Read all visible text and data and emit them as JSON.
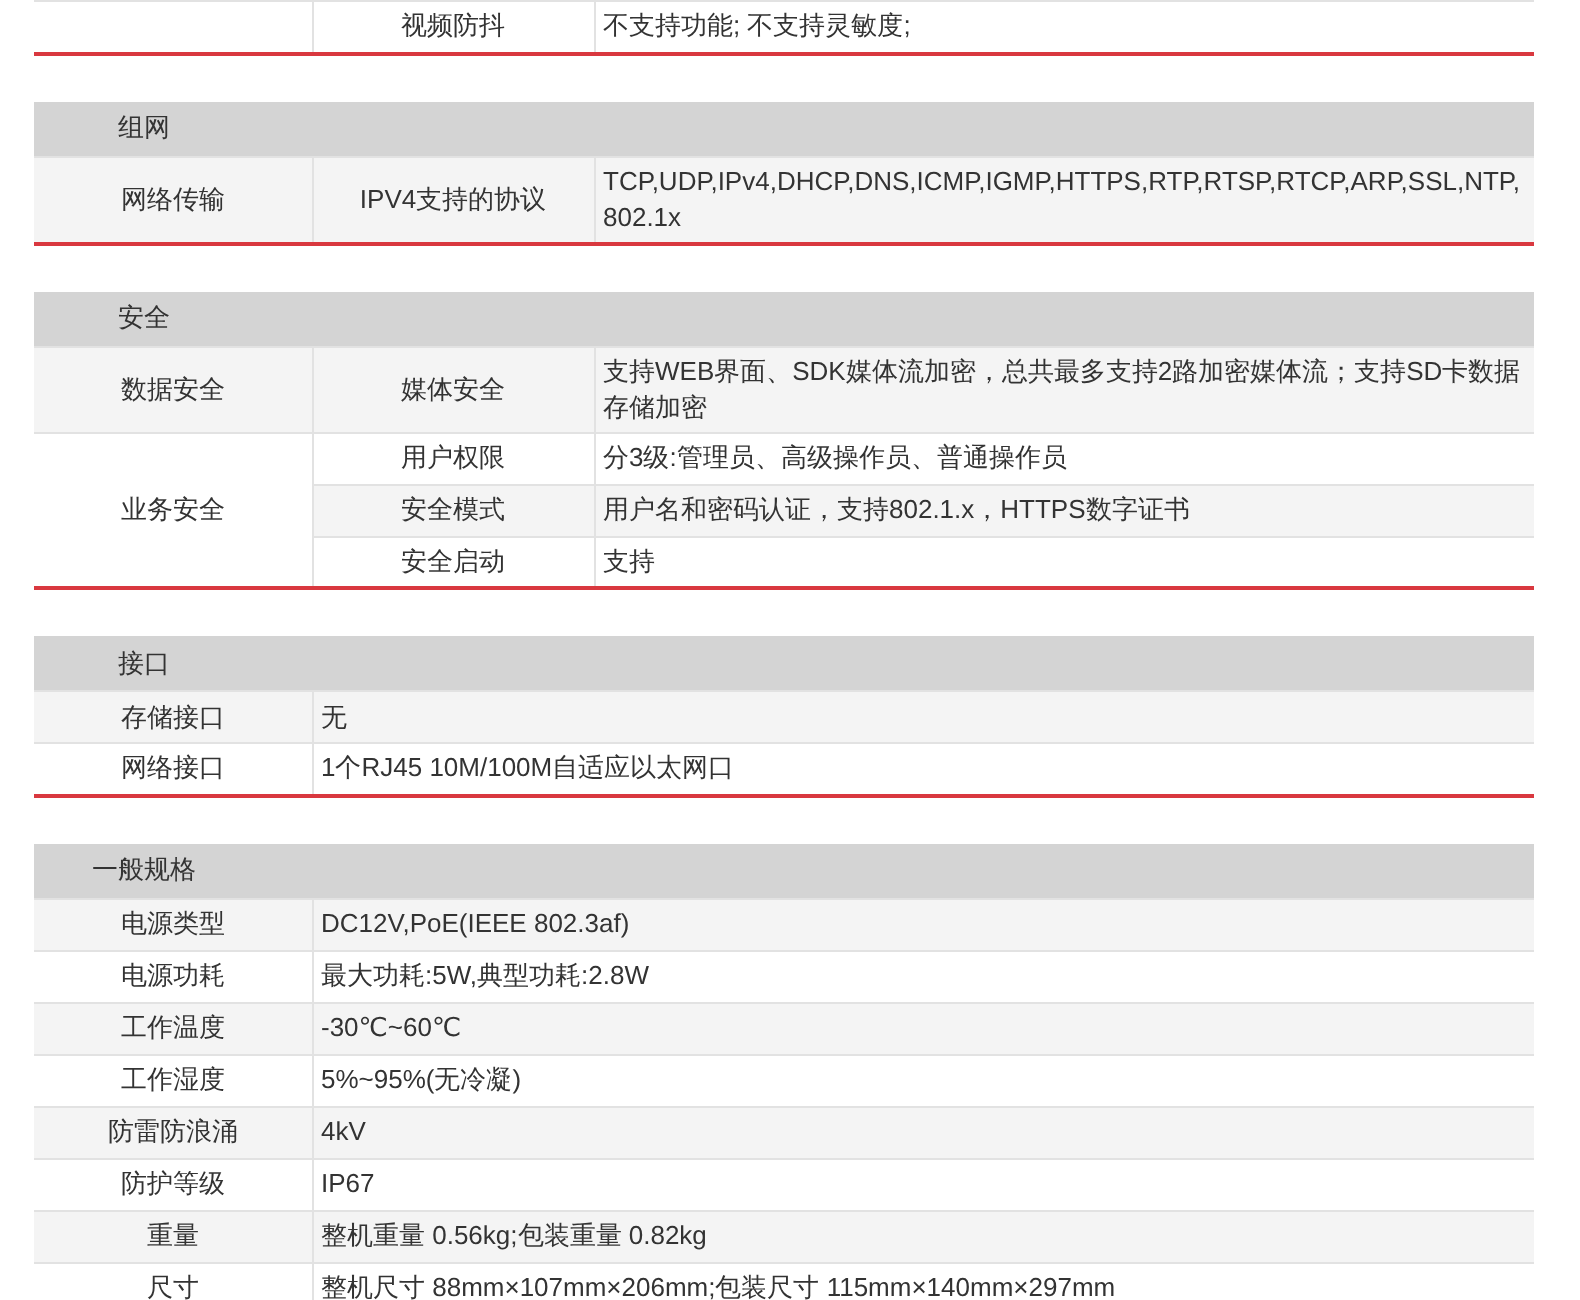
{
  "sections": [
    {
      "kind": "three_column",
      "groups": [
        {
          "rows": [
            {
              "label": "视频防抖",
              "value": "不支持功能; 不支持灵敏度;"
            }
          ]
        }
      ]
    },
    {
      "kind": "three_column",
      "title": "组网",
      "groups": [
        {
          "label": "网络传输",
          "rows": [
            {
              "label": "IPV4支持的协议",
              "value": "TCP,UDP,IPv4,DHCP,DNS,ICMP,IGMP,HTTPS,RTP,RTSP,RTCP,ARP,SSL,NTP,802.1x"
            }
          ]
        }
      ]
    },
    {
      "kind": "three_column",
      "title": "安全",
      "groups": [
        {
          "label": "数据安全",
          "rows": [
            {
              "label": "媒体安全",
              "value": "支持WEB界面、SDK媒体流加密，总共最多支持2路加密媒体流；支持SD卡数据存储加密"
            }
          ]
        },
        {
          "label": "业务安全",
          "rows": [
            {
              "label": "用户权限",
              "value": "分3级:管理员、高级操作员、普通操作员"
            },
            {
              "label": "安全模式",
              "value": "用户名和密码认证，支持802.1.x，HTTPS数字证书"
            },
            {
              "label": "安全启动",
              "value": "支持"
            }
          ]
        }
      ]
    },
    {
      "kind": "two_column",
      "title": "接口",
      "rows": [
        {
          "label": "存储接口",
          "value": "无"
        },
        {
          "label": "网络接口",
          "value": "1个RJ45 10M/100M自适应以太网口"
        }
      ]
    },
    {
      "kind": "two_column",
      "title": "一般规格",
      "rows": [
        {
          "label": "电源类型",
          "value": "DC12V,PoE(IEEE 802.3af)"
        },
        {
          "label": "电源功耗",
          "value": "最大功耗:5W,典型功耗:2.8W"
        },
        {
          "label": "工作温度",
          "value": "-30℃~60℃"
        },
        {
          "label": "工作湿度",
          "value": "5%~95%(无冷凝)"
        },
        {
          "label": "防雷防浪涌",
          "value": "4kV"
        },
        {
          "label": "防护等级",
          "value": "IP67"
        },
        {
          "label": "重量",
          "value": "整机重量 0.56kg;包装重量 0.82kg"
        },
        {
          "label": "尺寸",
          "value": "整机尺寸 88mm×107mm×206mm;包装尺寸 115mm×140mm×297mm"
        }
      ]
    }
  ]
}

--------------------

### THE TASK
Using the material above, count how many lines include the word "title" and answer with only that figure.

### PROBLEM SOLUTION
4